By Enola Jones

The room that was still used to screen city-wide movie nights doubled on others as a rec room. Over the years they'd been in Atlantis, a pool table and foosball table and even a jukebox and dartboard had somehow made their way over on the Daedalus.

There was even a piano in one corner. On quiet nights or nights when he had to de-stress Rodney could be found there, bashing out his whirling emotions.

One of his team was always nearby, so nobody bothered him and his re-discovered love of music.

Also in the rec room, tucked away in a corner, was a bulletin board. On that board were postcards of every image imaginable. Each one held a sentence or two or three anonymously written.

It was the "Gripe Board", where if a secret grew too big, it could be shared with no repercussions.

But, occasionally, anonymity was not so anonymous and a secret holder was secretly helped.

It was always clear when a new batch went up, because a crowd gathered. As it thinned, John walked up to the "Gripe Board". He stood beside Kenton, a newcomer, and scanned the board.
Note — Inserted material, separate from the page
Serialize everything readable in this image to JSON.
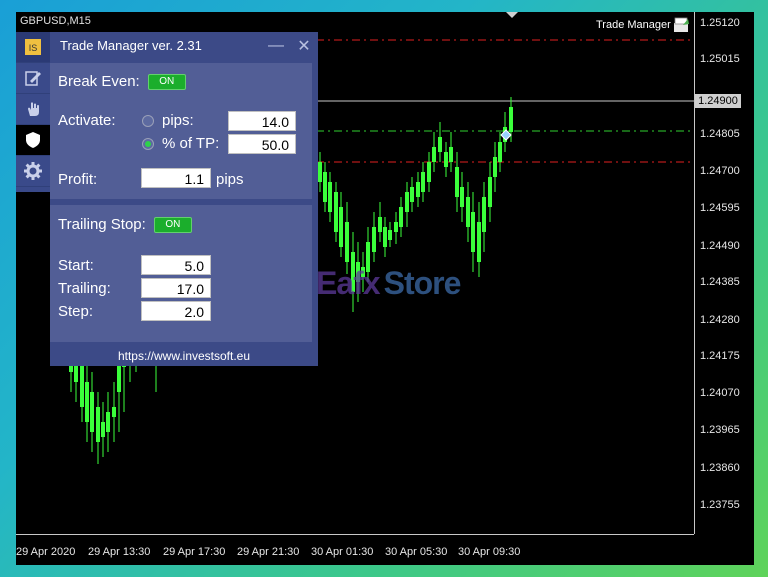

Immediately, one caught his eye a close-up piece of crystal with a sentence written across it.

I wonder if they think of me
Like I think of them family.

John's eyes widened.


There was only one person who could have left that.

John held out his hand. The single pushpin that held the card lifted itself out and embedded itself higher in the board, while the card glided into John's hand.

Kenton gasped, and John heard Lorne's voice, "Yes, Sargent, our CO is a meta-human. Get over it."

Leaving Kenton to Lorne's competent ministrations, John took the card back to his quarters.

He knew the perfect the only -- reply.


It was late at night when Rodney entered the rec room. He was the only one there -- if you didn't count the soldier curled up on the couch, sound asleep under a blanket that some kind soul had clearly tucked him in with.

Rodney wandered over to the board, where he caught sight of a large postcard.

The crystal image he'd used was in the upper left corner. There was a photograph of a black shape a wristband? -- hovering in mid-air in the upper right. A pair of Bantos rods rested in the lower left, and a pair of crossed knives sat in the lower right.

And in the centre, linking them all together, was the cross-and-lily square of the Musketeers. Over this, in jet-black ink, were three large words.


The pictoral answer to his card undid him.

His hand flew to his mouth to contain the involountary sob.

It didn't matter which of them had posted it.

Because he knew every one of them meant it.